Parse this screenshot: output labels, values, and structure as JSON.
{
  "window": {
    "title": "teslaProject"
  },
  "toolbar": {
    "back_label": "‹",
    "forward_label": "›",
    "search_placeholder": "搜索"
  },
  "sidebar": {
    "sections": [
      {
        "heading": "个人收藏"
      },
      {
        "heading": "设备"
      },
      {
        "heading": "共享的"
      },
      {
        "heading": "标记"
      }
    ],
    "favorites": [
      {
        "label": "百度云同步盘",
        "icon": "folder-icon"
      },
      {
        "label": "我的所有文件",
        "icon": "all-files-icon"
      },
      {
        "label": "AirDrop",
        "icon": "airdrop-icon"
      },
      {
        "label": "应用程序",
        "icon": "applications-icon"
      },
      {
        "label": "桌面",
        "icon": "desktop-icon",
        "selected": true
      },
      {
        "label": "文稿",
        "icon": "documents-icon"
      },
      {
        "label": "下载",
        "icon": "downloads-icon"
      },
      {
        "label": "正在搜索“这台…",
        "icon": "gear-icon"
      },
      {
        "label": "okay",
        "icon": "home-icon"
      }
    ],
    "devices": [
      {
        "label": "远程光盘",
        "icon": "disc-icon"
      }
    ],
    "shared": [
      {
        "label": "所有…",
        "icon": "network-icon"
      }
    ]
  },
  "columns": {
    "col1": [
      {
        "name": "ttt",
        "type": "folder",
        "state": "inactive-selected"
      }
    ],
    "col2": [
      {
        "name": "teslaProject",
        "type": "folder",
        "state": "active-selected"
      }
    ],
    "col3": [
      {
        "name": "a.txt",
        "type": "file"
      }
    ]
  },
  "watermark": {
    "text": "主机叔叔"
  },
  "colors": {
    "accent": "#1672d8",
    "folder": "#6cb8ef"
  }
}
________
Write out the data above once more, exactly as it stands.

Parse this screenshot: output labels, values, and structure as JSON.
{
  "window": {
    "title": "teslaProject"
  },
  "toolbar": {
    "back_label": "‹",
    "forward_label": "›",
    "search_placeholder": "搜索"
  },
  "sidebar": {
    "sections": [
      {
        "heading": "个人收藏"
      },
      {
        "heading": "设备"
      },
      {
        "heading": "共享的"
      },
      {
        "heading": "标记"
      }
    ],
    "favorites": [
      {
        "label": "百度云同步盘",
        "icon": "folder-icon"
      },
      {
        "label": "我的所有文件",
        "icon": "all-files-icon"
      },
      {
        "label": "AirDrop",
        "icon": "airdrop-icon"
      },
      {
        "label": "应用程序",
        "icon": "applications-icon"
      },
      {
        "label": "桌面",
        "icon": "desktop-icon",
        "selected": true
      },
      {
        "label": "文稿",
        "icon": "documents-icon"
      },
      {
        "label": "下载",
        "icon": "downloads-icon"
      },
      {
        "label": "正在搜索“这台…",
        "icon": "gear-icon"
      },
      {
        "label": "okay",
        "icon": "home-icon"
      }
    ],
    "devices": [
      {
        "label": "远程光盘",
        "icon": "disc-icon"
      }
    ],
    "shared": [
      {
        "label": "所有…",
        "icon": "network-icon"
      }
    ]
  },
  "columns": {
    "col1": [
      {
        "name": "ttt",
        "type": "folder",
        "state": "inactive-selected"
      }
    ],
    "col2": [
      {
        "name": "teslaProject",
        "type": "folder",
        "state": "active-selected"
      }
    ],
    "col3": [
      {
        "name": "a.txt",
        "type": "file"
      }
    ]
  },
  "watermark": {
    "text": "主机叔叔"
  },
  "colors": {
    "accent": "#1672d8",
    "folder": "#6cb8ef"
  }
}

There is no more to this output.